Given data Start Marker
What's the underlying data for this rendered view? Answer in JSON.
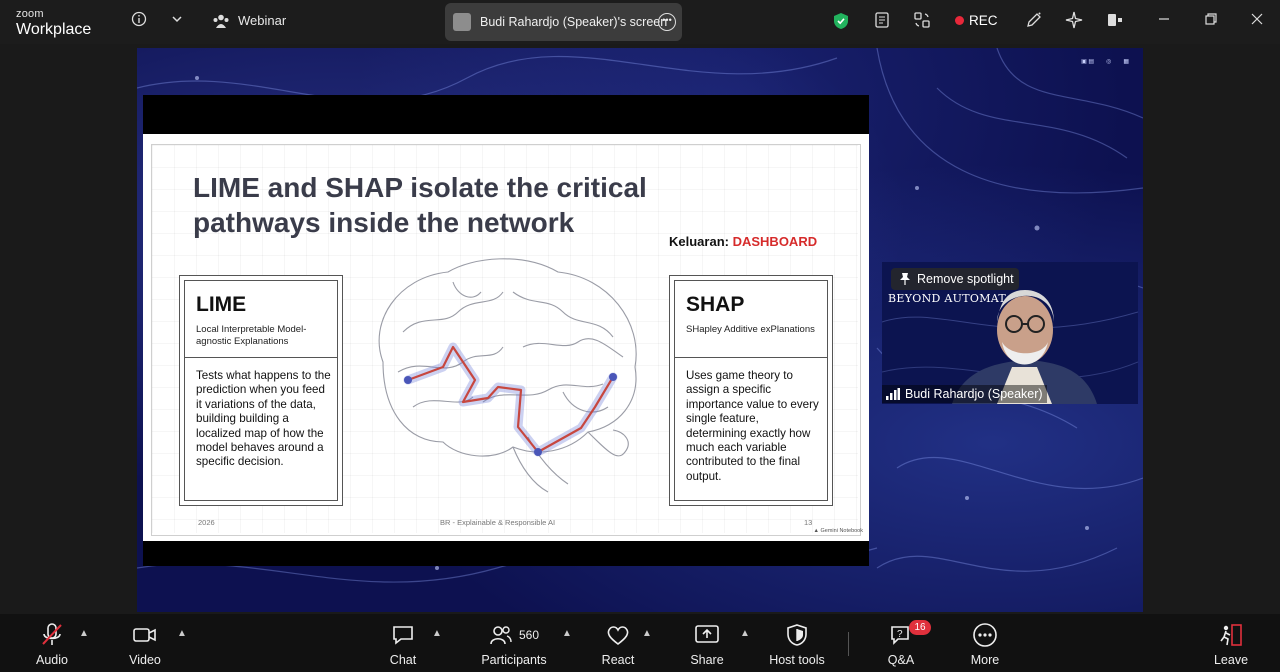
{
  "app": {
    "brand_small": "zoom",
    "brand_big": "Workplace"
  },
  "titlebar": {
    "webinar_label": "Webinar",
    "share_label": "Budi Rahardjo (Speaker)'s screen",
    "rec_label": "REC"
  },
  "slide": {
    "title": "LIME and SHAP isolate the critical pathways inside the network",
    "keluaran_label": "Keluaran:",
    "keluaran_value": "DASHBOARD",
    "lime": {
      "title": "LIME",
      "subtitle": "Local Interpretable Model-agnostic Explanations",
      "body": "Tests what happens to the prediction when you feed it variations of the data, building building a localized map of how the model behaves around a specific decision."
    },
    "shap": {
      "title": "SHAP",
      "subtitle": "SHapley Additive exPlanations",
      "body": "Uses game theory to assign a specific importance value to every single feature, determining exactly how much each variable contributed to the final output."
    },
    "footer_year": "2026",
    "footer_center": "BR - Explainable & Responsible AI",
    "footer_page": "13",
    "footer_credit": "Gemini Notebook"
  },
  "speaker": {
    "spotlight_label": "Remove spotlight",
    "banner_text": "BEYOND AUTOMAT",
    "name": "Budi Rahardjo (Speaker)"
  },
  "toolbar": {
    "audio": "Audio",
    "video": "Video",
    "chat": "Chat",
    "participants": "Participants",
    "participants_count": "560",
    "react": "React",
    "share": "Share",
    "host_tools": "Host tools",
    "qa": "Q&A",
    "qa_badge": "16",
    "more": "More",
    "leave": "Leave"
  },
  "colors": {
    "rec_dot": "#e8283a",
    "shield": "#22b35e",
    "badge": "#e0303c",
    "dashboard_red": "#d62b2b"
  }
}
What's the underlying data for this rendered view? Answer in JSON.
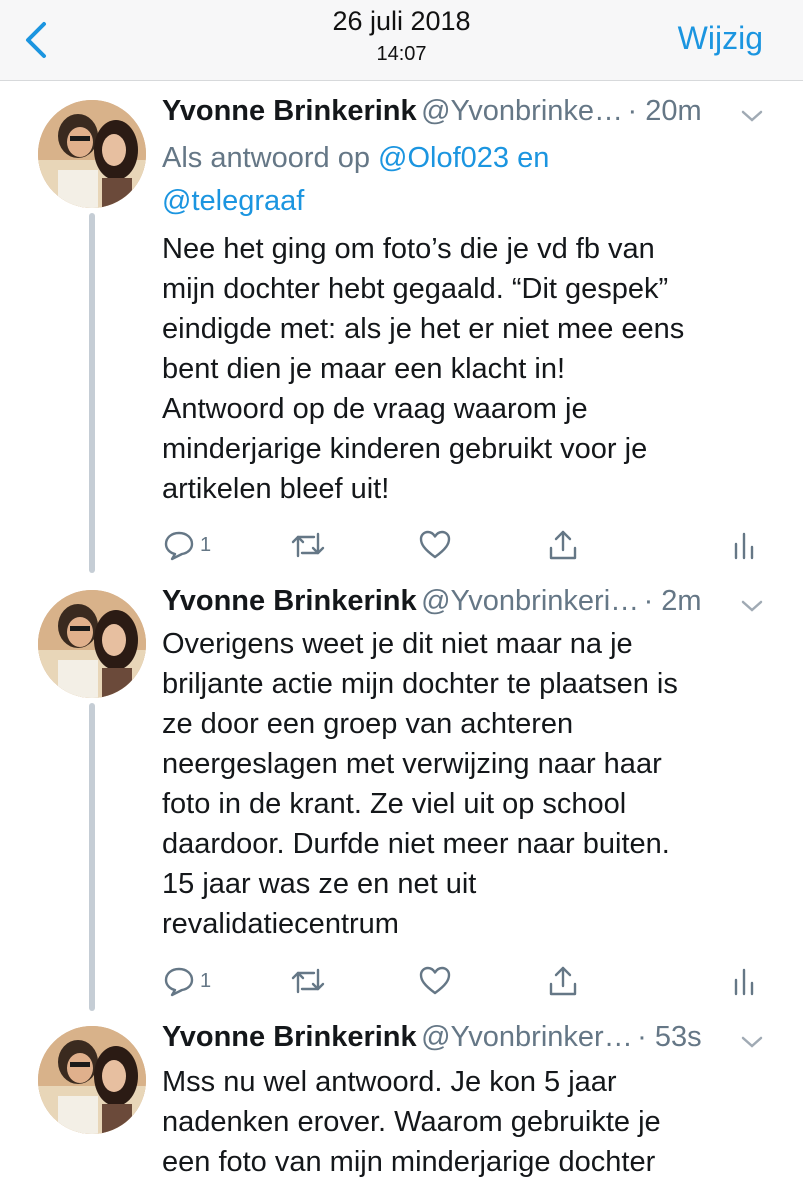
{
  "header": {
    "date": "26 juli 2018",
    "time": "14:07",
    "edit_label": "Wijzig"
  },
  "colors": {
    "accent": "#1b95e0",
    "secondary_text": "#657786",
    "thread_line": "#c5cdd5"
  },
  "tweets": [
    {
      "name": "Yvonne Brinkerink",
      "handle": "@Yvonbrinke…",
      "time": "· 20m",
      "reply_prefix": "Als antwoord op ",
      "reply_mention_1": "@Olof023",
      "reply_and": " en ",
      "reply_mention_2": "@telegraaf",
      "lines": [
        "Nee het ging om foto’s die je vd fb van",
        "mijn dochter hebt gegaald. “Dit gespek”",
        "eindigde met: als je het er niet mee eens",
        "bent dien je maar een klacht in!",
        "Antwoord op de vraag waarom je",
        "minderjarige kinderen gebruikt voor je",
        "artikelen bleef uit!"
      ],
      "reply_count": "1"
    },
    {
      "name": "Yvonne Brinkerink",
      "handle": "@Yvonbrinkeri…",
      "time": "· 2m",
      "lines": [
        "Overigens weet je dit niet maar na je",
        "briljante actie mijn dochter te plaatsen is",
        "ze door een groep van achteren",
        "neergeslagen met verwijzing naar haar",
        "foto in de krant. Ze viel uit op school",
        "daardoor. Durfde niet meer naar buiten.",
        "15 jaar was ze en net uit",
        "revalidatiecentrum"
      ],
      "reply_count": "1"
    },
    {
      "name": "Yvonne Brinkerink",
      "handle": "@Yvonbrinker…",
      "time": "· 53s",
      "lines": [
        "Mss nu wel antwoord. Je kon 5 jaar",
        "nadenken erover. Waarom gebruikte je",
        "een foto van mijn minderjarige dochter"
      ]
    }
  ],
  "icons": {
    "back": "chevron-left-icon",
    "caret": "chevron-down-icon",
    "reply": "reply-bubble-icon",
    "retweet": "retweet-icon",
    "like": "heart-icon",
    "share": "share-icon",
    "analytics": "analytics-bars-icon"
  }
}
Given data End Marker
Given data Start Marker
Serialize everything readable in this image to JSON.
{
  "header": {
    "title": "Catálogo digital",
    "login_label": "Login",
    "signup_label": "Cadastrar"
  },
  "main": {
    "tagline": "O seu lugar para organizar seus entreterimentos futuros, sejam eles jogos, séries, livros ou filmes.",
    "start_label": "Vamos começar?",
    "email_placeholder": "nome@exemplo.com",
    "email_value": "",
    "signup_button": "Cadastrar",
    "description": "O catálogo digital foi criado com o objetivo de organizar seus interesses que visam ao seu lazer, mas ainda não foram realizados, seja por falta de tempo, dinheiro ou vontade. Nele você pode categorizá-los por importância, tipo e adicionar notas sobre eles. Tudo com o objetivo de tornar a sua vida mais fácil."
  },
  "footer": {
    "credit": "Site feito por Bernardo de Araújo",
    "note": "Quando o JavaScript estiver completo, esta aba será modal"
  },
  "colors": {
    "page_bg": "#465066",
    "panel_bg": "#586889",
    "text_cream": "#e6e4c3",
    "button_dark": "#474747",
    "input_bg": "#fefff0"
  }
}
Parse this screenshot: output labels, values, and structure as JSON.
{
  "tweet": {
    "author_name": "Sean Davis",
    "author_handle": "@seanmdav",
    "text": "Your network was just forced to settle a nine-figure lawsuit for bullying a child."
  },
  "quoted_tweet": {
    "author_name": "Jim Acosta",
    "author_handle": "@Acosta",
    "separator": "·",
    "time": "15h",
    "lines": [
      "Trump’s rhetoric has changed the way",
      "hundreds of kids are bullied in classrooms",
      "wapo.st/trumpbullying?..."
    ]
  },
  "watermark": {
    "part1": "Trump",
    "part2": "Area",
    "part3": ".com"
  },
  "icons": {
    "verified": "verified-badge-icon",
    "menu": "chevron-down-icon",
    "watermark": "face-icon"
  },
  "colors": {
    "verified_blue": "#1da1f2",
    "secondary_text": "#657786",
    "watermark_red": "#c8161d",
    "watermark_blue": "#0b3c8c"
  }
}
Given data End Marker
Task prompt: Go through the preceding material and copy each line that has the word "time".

Solution to the exercise:
    "time": "14:07",
      "time": "· 20m",
      "time": "· 2m",
      "time": "· 53s",
    "time": "15h",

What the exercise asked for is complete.